▸ Instructions for the task: What the task requires is each entry, restated exactly.
------ Input for this task ------
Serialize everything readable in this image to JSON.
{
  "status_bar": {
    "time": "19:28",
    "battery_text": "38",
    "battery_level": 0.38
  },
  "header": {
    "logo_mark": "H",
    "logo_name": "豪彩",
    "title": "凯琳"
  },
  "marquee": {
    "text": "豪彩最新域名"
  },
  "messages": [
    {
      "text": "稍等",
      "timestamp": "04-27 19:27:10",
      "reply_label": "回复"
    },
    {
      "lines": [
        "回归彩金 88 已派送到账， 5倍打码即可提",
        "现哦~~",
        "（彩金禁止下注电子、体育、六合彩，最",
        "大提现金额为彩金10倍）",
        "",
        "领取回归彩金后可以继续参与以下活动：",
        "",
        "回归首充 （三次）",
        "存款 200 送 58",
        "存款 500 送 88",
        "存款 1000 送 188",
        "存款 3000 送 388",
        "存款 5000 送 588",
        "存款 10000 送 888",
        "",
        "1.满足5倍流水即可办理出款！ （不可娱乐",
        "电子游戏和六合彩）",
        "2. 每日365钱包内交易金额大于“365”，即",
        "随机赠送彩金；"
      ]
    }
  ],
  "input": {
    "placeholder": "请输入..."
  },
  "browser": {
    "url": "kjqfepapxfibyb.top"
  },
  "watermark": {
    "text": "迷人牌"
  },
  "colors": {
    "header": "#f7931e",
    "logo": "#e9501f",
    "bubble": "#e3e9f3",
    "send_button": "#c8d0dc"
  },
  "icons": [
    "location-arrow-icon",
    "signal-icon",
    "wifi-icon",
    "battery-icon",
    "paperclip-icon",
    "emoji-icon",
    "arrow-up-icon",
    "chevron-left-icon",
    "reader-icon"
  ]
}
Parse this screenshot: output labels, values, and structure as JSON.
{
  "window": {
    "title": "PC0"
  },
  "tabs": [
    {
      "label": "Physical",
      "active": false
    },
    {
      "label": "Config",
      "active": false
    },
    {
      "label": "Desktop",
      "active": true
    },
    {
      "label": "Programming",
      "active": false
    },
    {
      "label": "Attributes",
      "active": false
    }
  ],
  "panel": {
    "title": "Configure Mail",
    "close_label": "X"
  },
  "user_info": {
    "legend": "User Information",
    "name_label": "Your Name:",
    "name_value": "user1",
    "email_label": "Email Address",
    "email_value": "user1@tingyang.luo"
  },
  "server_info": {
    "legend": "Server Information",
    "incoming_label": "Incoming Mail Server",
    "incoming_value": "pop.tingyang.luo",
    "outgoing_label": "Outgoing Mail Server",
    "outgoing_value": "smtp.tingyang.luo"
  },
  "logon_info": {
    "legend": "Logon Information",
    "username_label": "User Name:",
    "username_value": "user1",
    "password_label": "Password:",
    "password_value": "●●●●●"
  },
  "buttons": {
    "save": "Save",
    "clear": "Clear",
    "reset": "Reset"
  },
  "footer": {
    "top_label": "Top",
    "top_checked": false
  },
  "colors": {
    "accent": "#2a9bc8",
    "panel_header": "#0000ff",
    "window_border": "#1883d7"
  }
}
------
▸ Response:
Serialize everything readable in this image to JSON.
{
  "status_bar": {
    "time": "19:28",
    "battery_text": "38",
    "battery_level": 0.38
  },
  "header": {
    "logo_mark": "H",
    "logo_name": "豪彩",
    "title": "凯琳"
  },
  "marquee": {
    "text": "豪彩最新域名"
  },
  "messages": [
    {
      "text": "稍等",
      "timestamp": "04-27 19:27:10",
      "reply_label": "回复"
    },
    {
      "lines": [
        "回归彩金 88 已派送到账， 5倍打码即可提",
        "现哦~~",
        "（彩金禁止下注电子、体育、六合彩，最",
        "大提现金额为彩金10倍）",
        "",
        "领取回归彩金后可以继续参与以下活动：",
        "",
        "回归首充 （三次）",
        "存款 200 送 58",
        "存款 500 送 88",
        "存款 1000 送 188",
        "存款 3000 送 388",
        "存款 5000 送 588",
        "存款 10000 送 888",
        "",
        "1.满足5倍流水即可办理出款！ （不可娱乐",
        "电子游戏和六合彩）",
        "2. 每日365钱包内交易金额大于“365”，即",
        "随机赠送彩金；"
      ]
    }
  ],
  "input": {
    "placeholder": "请输入..."
  },
  "browser": {
    "url": "kjqfepapxfibyb.top"
  },
  "watermark": {
    "text": "迷人牌"
  },
  "colors": {
    "header": "#f7931e",
    "logo": "#e9501f",
    "bubble": "#e3e9f3",
    "send_button": "#c8d0dc"
  },
  "icons": [
    "location-arrow-icon",
    "signal-icon",
    "wifi-icon",
    "battery-icon",
    "paperclip-icon",
    "emoji-icon",
    "arrow-up-icon",
    "chevron-left-icon",
    "reader-icon"
  ]
}
Parse this screenshot: output labels, values, and structure as JSON.
{
  "window": {
    "title": "PC0"
  },
  "tabs": [
    {
      "label": "Physical",
      "active": false
    },
    {
      "label": "Config",
      "active": false
    },
    {
      "label": "Desktop",
      "active": true
    },
    {
      "label": "Programming",
      "active": false
    },
    {
      "label": "Attributes",
      "active": false
    }
  ],
  "panel": {
    "title": "Configure Mail",
    "close_label": "X"
  },
  "user_info": {
    "legend": "User Information",
    "name_label": "Your Name:",
    "name_value": "user1",
    "email_label": "Email Address",
    "email_value": "user1@tingyang.luo"
  },
  "server_info": {
    "legend": "Server Information",
    "incoming_label": "Incoming Mail Server",
    "incoming_value": "pop.tingyang.luo",
    "outgoing_label": "Outgoing Mail Server",
    "outgoing_value": "smtp.tingyang.luo"
  },
  "logon_info": {
    "legend": "Logon Information",
    "username_label": "User Name:",
    "username_value": "user1",
    "password_label": "Password:",
    "password_value": "●●●●●"
  },
  "buttons": {
    "save": "Save",
    "clear": "Clear",
    "reset": "Reset"
  },
  "footer": {
    "top_label": "Top",
    "top_checked": false
  },
  "colors": {
    "accent": "#2a9bc8",
    "panel_header": "#0000ff",
    "window_border": "#1883d7"
  }
}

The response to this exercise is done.